My diverse research interests and background in rhetoric and composition studies have given me the tools to research and publish in a variety of academic areas, from articles on Writing across the Disciplines/Writing in the Disciplines issues and writing pedagogy to analyses of neoliberal economic rationality and academic labor.
Given current events and student interest, the most recent version of the course (Spring 2017) led students through an exploration of so-called “fake news.” Students gained valuable experience in information literacy by analyzing and writing about the infamous #PizzaGate scandal, concepts such as “digital polarization” and “filter bubbles,” and even important epistemological questions such as “How do we know what we know?” and “Which sources of information can be trusted in the digital age?”
Since its “invention” in the fifth century BCE, rhetoric—the study and practice of persuasion through language, signs, and symbols—has been a powerful force in public affairs, education, politics, and in the practice of civic life, even though today rhetoric is rarely studied outside of English and communication arts.

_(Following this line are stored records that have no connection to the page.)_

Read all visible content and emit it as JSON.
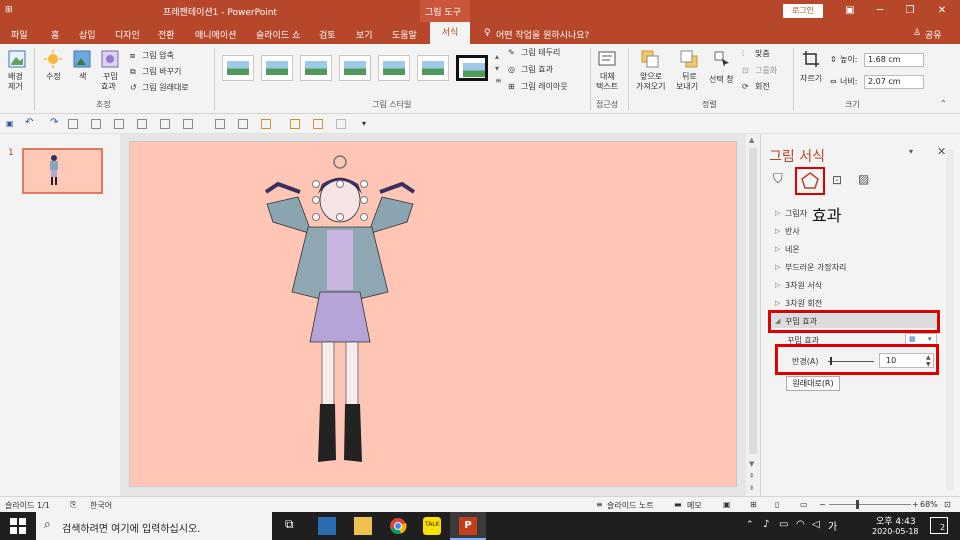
{
  "titlebar": {
    "title": "프레젠테이션1  -  PowerPoint",
    "tool_tab": "그림 도구",
    "login": "로그인"
  },
  "tabs": {
    "items": [
      "파일",
      "홈",
      "삽입",
      "디자인",
      "전환",
      "애니메이션",
      "슬라이드 쇼",
      "검토",
      "보기",
      "도움말",
      "서식"
    ],
    "tell_me": "어떤 작업을 원하시나요?",
    "share": "공유"
  },
  "ribbon": {
    "remove_bg": [
      "배경",
      "제거"
    ],
    "corrections": "수정",
    "color": "색",
    "artistic": [
      "꾸밈",
      "효과"
    ],
    "compress": "그림 압축",
    "change": "그림 바꾸기",
    "reset": "그림 원래대로",
    "adjust_group": "조정",
    "styles_group": "그림 스타일",
    "border": "그림 테두리",
    "effects": "그림 효과",
    "layout": "그림 레이아웃",
    "alt_text": [
      "대체",
      "텍스트"
    ],
    "access_group": "접근성",
    "bring_forward": [
      "앞으로",
      "가져오기"
    ],
    "send_backward": [
      "뒤로",
      "보내기"
    ],
    "selection_pane": "선택 창",
    "align": "맞춤",
    "group": "그룹화",
    "rotate": "회전",
    "arrange_group": "정렬",
    "crop": "자르기",
    "height_label": "높이:",
    "height_value": "1.68 cm",
    "width_label": "너비:",
    "width_value": "2.07 cm",
    "size_group": "크기"
  },
  "thumbs": {
    "slide_number": "1"
  },
  "format_pane": {
    "title": "그림 서식",
    "tooltip": "효과",
    "sections": [
      "그림자",
      "반사",
      "네온",
      "부드러운 가장자리",
      "3차원 서식",
      "3차원 회전"
    ],
    "artistic_section": "꾸밈 효과",
    "artistic_label": "꾸밈 효과",
    "radius_label": "반경(A)",
    "radius_value": "10",
    "reset_button": "원래대로(R)"
  },
  "statusbar": {
    "slide": "슬라이드 1/1",
    "language": "한국어",
    "notes": "슬라이드 노트",
    "comments": "메모",
    "zoom": "68%"
  },
  "taskbar": {
    "search_placeholder": "검색하려면 여기에 입력하십시오.",
    "ime": "가",
    "time": "오후 4:43",
    "date": "2020-05-18",
    "notifications": "2"
  },
  "colors": {
    "accent": "#b7472a",
    "slide_bg": "#ffc6b5",
    "highlight": "#e00000"
  }
}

The genre of creative nonfiction complicates the boundaries of what we normally think of as imaginative writing (e.g., fantasy novels, contemporary short fiction, romance, most “Literature”) and writing about real people, places, things, and events (e.g., journalism/nonfiction or documentary writing).
What is the “American dream,” exactly? Is it owning your own home? Having a decent job? Choosing your own destiny? Providing a better life for your children? Ensuring that everyone has an equal opportunity to succeed? Or is the American dream merely the nostalgic residue of an Empire in decline?

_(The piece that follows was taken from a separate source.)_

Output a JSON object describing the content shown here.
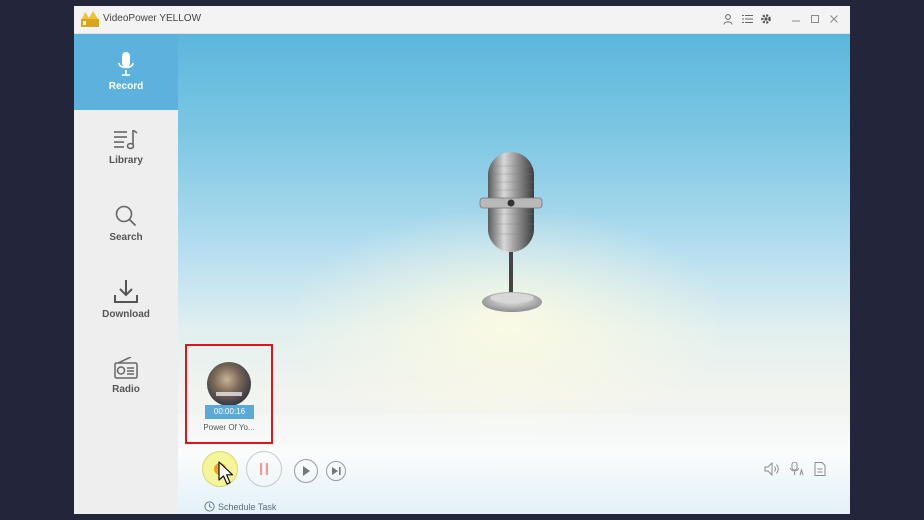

"To talk of New Media in the early 21st century seems odd: exhausted and exhausting. Either it seems tinged with that hopelessly naïve utopianism and dystopianism that dominated the end of the 20th century . . . or it just seems hopeless. New media is everywhere and everything; it changes more quickly than we can think. What more can we possibly say about it?” --Wendy Hui Kyong Chun, *New Media/Old Media* (2016)

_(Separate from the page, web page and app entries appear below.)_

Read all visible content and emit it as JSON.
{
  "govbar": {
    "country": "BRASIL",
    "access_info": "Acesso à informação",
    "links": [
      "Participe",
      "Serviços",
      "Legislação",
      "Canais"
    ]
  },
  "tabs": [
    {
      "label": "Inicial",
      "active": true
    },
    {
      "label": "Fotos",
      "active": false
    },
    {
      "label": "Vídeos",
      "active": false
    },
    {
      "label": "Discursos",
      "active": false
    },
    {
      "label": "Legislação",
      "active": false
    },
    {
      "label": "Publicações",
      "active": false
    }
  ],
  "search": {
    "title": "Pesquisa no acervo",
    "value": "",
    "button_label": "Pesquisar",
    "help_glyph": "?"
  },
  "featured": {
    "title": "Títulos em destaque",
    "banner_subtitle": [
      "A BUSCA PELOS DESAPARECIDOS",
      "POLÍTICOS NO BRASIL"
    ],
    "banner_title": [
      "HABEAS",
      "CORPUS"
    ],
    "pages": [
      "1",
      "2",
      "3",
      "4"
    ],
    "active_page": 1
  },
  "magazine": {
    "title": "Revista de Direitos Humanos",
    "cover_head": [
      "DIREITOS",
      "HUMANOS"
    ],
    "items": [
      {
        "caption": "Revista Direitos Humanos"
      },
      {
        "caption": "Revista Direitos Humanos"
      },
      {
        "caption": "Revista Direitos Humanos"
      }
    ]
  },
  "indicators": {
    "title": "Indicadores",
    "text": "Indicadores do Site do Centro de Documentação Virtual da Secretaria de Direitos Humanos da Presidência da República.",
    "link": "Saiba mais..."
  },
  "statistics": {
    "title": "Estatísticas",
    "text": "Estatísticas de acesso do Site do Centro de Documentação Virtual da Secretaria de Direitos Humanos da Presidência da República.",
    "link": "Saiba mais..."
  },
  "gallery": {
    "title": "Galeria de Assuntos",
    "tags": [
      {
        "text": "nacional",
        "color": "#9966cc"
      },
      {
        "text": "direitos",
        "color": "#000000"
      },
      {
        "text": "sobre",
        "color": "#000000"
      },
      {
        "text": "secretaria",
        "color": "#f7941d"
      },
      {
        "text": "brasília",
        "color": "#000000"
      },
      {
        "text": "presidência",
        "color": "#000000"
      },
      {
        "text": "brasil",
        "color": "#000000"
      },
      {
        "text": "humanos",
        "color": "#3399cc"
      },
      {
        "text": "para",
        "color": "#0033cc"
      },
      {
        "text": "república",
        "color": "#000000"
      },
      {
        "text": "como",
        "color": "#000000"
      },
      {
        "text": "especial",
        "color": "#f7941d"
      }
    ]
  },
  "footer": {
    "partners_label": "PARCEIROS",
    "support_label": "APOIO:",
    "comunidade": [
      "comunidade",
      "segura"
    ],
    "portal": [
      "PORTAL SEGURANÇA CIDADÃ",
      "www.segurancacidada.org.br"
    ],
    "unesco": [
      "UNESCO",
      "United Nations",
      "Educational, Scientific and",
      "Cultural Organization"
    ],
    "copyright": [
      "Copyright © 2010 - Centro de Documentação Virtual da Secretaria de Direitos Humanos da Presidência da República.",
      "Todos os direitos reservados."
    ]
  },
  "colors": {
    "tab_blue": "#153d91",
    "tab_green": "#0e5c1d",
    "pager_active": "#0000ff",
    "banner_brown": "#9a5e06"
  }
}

Technical Editing is perhaps the most practical course I teach on a regular basis at IU Kokomo. Week by week, students learn how to edit technical documents, from proofreading for errors at the surface level to ensuring that documents contain appropriate content, organization, and visuals for their various readers.